TASK INSTRUCTIONS —
The records should be written out in full, with nothing altered.

DATA FOR PROCESSING —

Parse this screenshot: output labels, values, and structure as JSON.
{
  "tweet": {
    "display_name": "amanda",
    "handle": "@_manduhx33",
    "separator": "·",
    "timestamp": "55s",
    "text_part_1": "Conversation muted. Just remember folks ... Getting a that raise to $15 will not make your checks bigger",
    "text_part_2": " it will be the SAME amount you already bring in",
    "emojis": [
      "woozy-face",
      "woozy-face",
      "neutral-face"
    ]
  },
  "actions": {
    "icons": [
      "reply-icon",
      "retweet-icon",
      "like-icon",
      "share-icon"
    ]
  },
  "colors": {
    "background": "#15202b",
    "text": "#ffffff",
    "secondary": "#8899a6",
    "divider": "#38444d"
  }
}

RESULT FOR THIS TASK —
Parse this screenshot: output labels, values, and structure as JSON.
{
  "tweet": {
    "display_name": "amanda",
    "handle": "@_manduhx33",
    "separator": "·",
    "timestamp": "55s",
    "text_part_1": "Conversation muted. Just remember folks ... Getting a that raise to $15 will not make your checks bigger",
    "text_part_2": " it will be the SAME amount you already bring in",
    "emojis": [
      "woozy-face",
      "woozy-face",
      "neutral-face"
    ]
  },
  "actions": {
    "icons": [
      "reply-icon",
      "retweet-icon",
      "like-icon",
      "share-icon"
    ]
  },
  "colors": {
    "background": "#15202b",
    "text": "#ffffff",
    "secondary": "#8899a6",
    "divider": "#38444d"
  }
}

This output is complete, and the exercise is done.